Data about app and page elements:
• • •
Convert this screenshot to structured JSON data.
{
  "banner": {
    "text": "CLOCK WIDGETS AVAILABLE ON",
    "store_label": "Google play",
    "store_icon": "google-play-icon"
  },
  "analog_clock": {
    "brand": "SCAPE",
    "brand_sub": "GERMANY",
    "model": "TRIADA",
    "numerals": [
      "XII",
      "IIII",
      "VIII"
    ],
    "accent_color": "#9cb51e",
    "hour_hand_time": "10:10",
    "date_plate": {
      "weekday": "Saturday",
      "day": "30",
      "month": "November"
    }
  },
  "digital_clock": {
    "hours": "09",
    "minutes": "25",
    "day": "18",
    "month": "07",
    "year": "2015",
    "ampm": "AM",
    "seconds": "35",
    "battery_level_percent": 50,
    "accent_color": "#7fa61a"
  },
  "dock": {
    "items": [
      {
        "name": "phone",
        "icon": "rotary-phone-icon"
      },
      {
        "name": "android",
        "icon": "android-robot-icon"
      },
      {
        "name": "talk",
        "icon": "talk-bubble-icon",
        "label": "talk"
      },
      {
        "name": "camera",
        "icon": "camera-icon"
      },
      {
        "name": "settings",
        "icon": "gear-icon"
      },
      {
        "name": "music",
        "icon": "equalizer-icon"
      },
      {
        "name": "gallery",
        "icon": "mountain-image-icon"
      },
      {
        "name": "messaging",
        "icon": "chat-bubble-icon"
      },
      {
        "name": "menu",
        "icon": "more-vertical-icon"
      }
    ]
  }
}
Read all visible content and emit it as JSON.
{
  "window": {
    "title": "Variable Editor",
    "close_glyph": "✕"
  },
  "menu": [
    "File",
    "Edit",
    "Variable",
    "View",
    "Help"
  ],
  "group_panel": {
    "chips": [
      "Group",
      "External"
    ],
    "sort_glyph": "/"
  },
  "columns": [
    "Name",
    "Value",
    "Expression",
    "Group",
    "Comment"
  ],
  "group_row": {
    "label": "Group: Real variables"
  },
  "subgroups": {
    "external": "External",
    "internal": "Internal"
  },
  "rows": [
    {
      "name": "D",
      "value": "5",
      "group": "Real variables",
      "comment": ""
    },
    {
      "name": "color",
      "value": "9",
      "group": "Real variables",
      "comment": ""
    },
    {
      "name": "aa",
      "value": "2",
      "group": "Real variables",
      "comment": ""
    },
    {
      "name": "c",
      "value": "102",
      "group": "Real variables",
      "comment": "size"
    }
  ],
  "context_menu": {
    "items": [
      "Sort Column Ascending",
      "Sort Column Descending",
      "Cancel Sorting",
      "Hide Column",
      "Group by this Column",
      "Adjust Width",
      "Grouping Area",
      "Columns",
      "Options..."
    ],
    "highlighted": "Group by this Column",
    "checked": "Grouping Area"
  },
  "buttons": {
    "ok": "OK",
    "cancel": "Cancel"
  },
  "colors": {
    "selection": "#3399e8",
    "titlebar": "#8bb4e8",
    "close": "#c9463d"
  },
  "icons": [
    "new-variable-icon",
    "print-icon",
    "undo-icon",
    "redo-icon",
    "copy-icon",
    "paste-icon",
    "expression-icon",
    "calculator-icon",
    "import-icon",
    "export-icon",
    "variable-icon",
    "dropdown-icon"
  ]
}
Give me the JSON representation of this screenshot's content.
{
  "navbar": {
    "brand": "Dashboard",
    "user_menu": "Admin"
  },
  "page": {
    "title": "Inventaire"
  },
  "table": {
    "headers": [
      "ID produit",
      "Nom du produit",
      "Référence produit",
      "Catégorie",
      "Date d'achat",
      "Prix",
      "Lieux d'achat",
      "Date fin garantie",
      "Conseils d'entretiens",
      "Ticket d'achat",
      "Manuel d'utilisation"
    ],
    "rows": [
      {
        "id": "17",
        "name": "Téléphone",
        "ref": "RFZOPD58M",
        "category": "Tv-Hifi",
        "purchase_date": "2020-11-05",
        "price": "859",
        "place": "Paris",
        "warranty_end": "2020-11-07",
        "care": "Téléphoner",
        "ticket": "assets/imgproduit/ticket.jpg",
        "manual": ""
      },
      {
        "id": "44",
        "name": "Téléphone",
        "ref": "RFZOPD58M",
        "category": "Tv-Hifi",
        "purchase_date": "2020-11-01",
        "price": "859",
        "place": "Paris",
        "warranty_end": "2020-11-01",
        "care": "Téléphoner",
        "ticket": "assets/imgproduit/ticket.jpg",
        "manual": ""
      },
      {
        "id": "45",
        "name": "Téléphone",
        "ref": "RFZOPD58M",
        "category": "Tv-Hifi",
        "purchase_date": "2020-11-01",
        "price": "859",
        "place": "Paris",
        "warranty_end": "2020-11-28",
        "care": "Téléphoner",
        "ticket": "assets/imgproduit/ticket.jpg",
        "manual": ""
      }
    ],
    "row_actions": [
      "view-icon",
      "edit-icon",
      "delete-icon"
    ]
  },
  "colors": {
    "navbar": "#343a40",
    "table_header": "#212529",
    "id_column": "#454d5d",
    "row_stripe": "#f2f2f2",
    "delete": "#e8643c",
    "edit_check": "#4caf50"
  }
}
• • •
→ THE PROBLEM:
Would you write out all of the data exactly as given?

→ ANSWER SPACE:
Convert this screenshot to structured JSON data.
{
  "banner": {
    "text": "CLOCK WIDGETS AVAILABLE ON",
    "store_label": "Google play",
    "store_icon": "google-play-icon"
  },
  "analog_clock": {
    "brand": "SCAPE",
    "brand_sub": "GERMANY",
    "model": "TRIADA",
    "numerals": [
      "XII",
      "IIII",
      "VIII"
    ],
    "accent_color": "#9cb51e",
    "hour_hand_time": "10:10",
    "date_plate": {
      "weekday": "Saturday",
      "day": "30",
      "month": "November"
    }
  },
  "digital_clock": {
    "hours": "09",
    "minutes": "25",
    "day": "18",
    "month": "07",
    "year": "2015",
    "ampm": "AM",
    "seconds": "35",
    "battery_level_percent": 50,
    "accent_color": "#7fa61a"
  },
  "dock": {
    "items": [
      {
        "name": "phone",
        "icon": "rotary-phone-icon"
      },
      {
        "name": "android",
        "icon": "android-robot-icon"
      },
      {
        "name": "talk",
        "icon": "talk-bubble-icon",
        "label": "talk"
      },
      {
        "name": "camera",
        "icon": "camera-icon"
      },
      {
        "name": "settings",
        "icon": "gear-icon"
      },
      {
        "name": "music",
        "icon": "equalizer-icon"
      },
      {
        "name": "gallery",
        "icon": "mountain-image-icon"
      },
      {
        "name": "messaging",
        "icon": "chat-bubble-icon"
      },
      {
        "name": "menu",
        "icon": "more-vertical-icon"
      }
    ]
  }
}
Read all visible content and emit it as JSON.
{
  "window": {
    "title": "Variable Editor",
    "close_glyph": "✕"
  },
  "menu": [
    "File",
    "Edit",
    "Variable",
    "View",
    "Help"
  ],
  "group_panel": {
    "chips": [
      "Group",
      "External"
    ],
    "sort_glyph": "/"
  },
  "columns": [
    "Name",
    "Value",
    "Expression",
    "Group",
    "Comment"
  ],
  "group_row": {
    "label": "Group: Real variables"
  },
  "subgroups": {
    "external": "External",
    "internal": "Internal"
  },
  "rows": [
    {
      "name": "D",
      "value": "5",
      "group": "Real variables",
      "comment": ""
    },
    {
      "name": "color",
      "value": "9",
      "group": "Real variables",
      "comment": ""
    },
    {
      "name": "aa",
      "value": "2",
      "group": "Real variables",
      "comment": ""
    },
    {
      "name": "c",
      "value": "102",
      "group": "Real variables",
      "comment": "size"
    }
  ],
  "context_menu": {
    "items": [
      "Sort Column Ascending",
      "Sort Column Descending",
      "Cancel Sorting",
      "Hide Column",
      "Group by this Column",
      "Adjust Width",
      "Grouping Area",
      "Columns",
      "Options..."
    ],
    "highlighted": "Group by this Column",
    "checked": "Grouping Area"
  },
  "buttons": {
    "ok": "OK",
    "cancel": "Cancel"
  },
  "colors": {
    "selection": "#3399e8",
    "titlebar": "#8bb4e8",
    "close": "#c9463d"
  },
  "icons": [
    "new-variable-icon",
    "print-icon",
    "undo-icon",
    "redo-icon",
    "copy-icon",
    "paste-icon",
    "expression-icon",
    "calculator-icon",
    "import-icon",
    "export-icon",
    "variable-icon",
    "dropdown-icon"
  ]
}
Give me the JSON representation of this screenshot's content.
{
  "navbar": {
    "brand": "Dashboard",
    "user_menu": "Admin"
  },
  "page": {
    "title": "Inventaire"
  },
  "table": {
    "headers": [
      "ID produit",
      "Nom du produit",
      "Référence produit",
      "Catégorie",
      "Date d'achat",
      "Prix",
      "Lieux d'achat",
      "Date fin garantie",
      "Conseils d'entretiens",
      "Ticket d'achat",
      "Manuel d'utilisation"
    ],
    "rows": [
      {
        "id": "17",
        "name": "Téléphone",
        "ref": "RFZOPD58M",
        "category": "Tv-Hifi",
        "purchase_date": "2020-11-05",
        "price": "859",
        "place": "Paris",
        "warranty_end": "2020-11-07",
        "care": "Téléphoner",
        "ticket": "assets/imgproduit/ticket.jpg",
        "manual": ""
      },
      {
        "id": "44",
        "name": "Téléphone",
        "ref": "RFZOPD58M",
        "category": "Tv-Hifi",
        "purchase_date": "2020-11-01",
        "price": "859",
        "place": "Paris",
        "warranty_end": "2020-11-01",
        "care": "Téléphoner",
        "ticket": "assets/imgproduit/ticket.jpg",
        "manual": ""
      },
      {
        "id": "45",
        "name": "Téléphone",
        "ref": "RFZOPD58M",
        "category": "Tv-Hifi",
        "purchase_date": "2020-11-01",
        "price": "859",
        "place": "Paris",
        "warranty_end": "2020-11-28",
        "care": "Téléphoner",
        "ticket": "assets/imgproduit/ticket.jpg",
        "manual": ""
      }
    ],
    "row_actions": [
      "view-icon",
      "edit-icon",
      "delete-icon"
    ]
  },
  "colors": {
    "navbar": "#343a40",
    "table_header": "#212529",
    "id_column": "#454d5d",
    "row_stripe": "#f2f2f2",
    "delete": "#e8643c",
    "edit_check": "#4caf50"
  }
}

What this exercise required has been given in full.